(I held onto the graded quizzes and the pre-quizzes to pass back later. I called students to sit in front of the whiteboard.) The tone was calm and we sat in a circle on the floor. I opened the lesson with the quote above written on the board and we talked about personal goals in math. I wanted them to understand that while homework is practice, quizzes are practice tests.  I told them that today I wanted them to look at their recently taken quiz, evaluate their progress and jot down notes about what specific learning goals needed to be mastered before the test. I told them that before I handed back their work, I wanted them to consider these Thinking Points.I deliberately waited to give them back their quiz so they could examine their perceptions of what they think they have mastered so far in the unit.

I wrote these on the board to help ready them for their self assessment without graded quizzes.

Thinking Points: Check yourself! Ask yourself these questions. Write the answers to these questions in your notebook or on your iPad notes as you look at your quiz.

1. Can I write numbers in standard form from expanded or word form?

2. Can I write numbers properly without making mistakes in word form? Spelling counts.

3. Can I write numbers in expanded form from standard and word form?

4. Do I understand what value is?
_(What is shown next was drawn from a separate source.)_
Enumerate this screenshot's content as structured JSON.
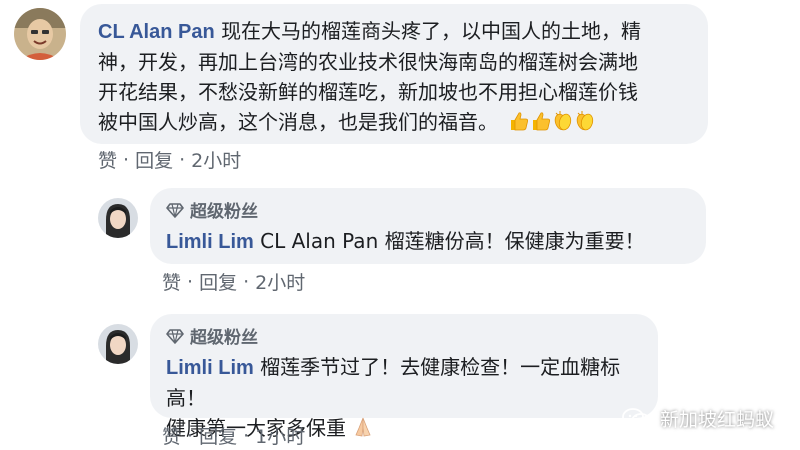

I told them I would allow them about 20 minutes to work on this and that I expected they would be ready to share with a buddy an idea for each question and that they had to compare their goals.
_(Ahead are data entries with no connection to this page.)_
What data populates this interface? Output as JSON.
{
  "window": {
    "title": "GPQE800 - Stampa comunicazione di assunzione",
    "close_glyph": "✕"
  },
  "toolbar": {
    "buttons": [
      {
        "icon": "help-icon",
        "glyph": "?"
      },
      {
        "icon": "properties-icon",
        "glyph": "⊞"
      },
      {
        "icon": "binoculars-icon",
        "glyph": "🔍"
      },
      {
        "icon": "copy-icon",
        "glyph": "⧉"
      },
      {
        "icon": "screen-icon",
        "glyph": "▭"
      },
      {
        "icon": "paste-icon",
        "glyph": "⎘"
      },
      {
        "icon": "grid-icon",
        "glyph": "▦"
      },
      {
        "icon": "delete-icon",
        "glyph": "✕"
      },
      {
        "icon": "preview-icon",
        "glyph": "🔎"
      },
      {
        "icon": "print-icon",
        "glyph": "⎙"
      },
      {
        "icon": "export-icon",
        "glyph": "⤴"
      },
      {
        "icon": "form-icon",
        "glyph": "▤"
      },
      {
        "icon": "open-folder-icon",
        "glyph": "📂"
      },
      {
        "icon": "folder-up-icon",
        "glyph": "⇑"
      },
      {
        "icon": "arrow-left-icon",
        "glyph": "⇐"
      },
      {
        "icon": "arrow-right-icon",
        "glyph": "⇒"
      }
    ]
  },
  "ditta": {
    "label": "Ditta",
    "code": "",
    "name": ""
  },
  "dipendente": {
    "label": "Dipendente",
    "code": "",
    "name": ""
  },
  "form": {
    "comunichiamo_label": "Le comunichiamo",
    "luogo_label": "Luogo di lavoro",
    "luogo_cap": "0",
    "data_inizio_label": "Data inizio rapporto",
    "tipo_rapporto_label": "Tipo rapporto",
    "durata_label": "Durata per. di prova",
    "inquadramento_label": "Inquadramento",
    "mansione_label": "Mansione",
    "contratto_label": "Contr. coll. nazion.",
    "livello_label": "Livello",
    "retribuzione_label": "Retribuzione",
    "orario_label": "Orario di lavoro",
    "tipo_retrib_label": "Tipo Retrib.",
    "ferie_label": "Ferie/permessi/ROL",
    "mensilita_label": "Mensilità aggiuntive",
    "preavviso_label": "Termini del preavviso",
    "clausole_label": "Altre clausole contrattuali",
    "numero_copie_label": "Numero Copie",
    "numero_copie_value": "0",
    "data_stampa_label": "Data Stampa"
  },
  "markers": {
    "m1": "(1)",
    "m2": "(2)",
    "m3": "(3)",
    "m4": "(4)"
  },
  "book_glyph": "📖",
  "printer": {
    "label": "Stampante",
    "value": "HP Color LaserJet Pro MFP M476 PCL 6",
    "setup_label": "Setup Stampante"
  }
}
Think, Pair, Share

20 minutes

Think Pair Share Time: After they reviewed their personal math goals, they turned to a buddy to share in the circle. They were engaged and interested in each other's conversations.
(I knew that all students needed to master expanded form and written word form, because this was all determined from the pre-quiz. I could hear chatter about "expanded form is still hard.")
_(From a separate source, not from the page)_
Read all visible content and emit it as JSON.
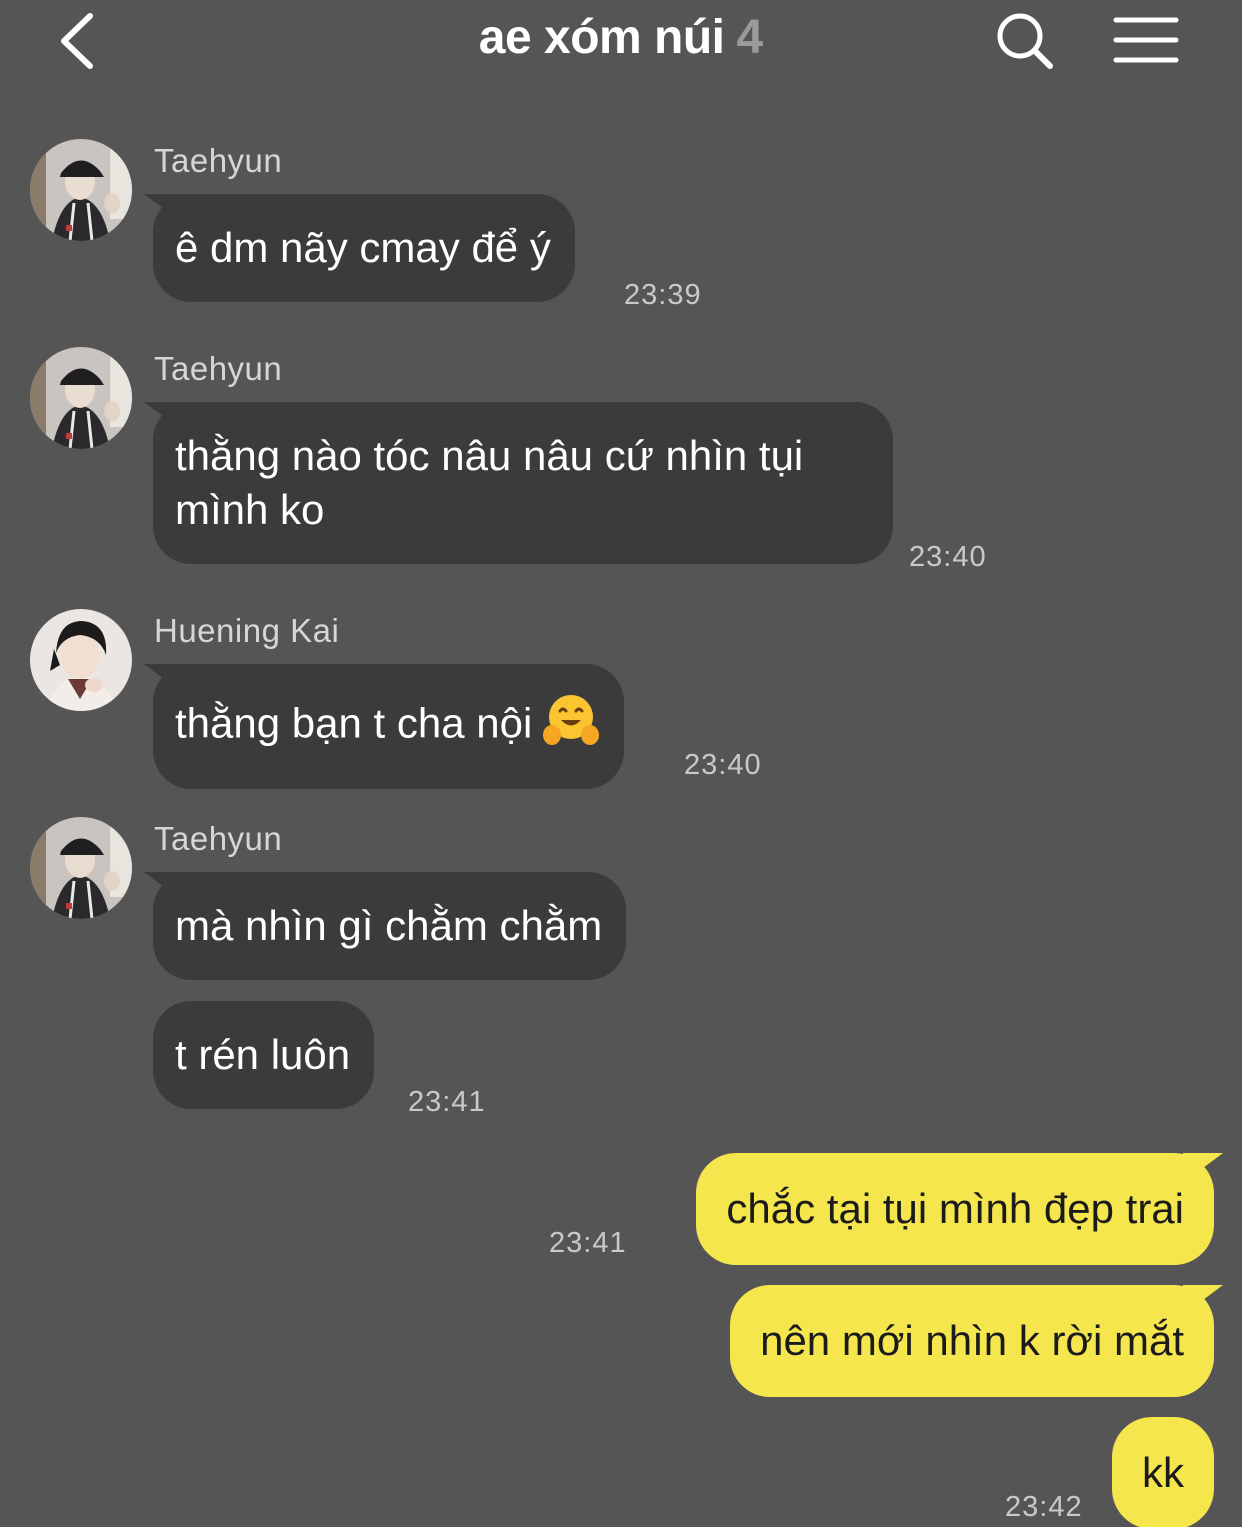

As soon as they were done sharing, I handed back their graded post- quiz and pre-quiz and they returned to their desks. I asked them to look at them both side by side and use their math journal or iPad to take some notes. They listed the goals they could see that they had mastered. I asked them if the goals they mastered matched their answers to the questions about their Thinking Points. Several said, "no". They could see they knew more than they thought they did.

I roved the classroom, helping those who were having trouble deciding what needed to be mastered. I stopped to write some new questions on the whiteboard to help them along. I asked students to stop and to open their journal and write some thoughts to these new questions on the white board:  Do you think you have mastered the standard yet? If so, tell me why and give examples from your quiz and pre-quiz. If not, what goals do you need to reset? If you have to reset goals, write down how you think you can master them.

Students got busy writing their thoughts down and I could see them examining both quizzes to check over their work. I conferred with my lower students because I could see they were struggling to see their progress.

We discussed each question and reviewed each item together after everyone was finished.(Students had worked on various math iPad aps while they waited for all to finish.) One concern they shared almost entirely, was spelling numbers correctly in word form. I also reviewed value very carefully with them, reminding them not to confuse place value with value. Everyone realized that their expanded form was better, but the common mistake of clustering the ten thousands place was a hang up for some. i.e. 19,000 + 600+ 2. I told them that these were the things I would be looking for on their final test and perhaps they needed more practice?

As we finished our review, I asked students if they could see their progress clearly? Only one student was not sure how to look at goals and I made a plan to work with him at recess time one on one. So, I felt this practice was successful and manageable for them as it made them very self aware. I asked them to find another person to share their journal writing and goals with in order to compare theirs with another person.



10 minutes

I referred back to the original quote on the board. I asked them if they felt successful? Most students said yes. One student realized she needed a lot more help on expanded form and that she couldn't expand the numbers out completely yet. I asked for 3 journal shares before we stopped our lesson. I told them that they had "Math Power" now because they had learned to examine their progress and set their goals. I had confidence that their final test would be successful!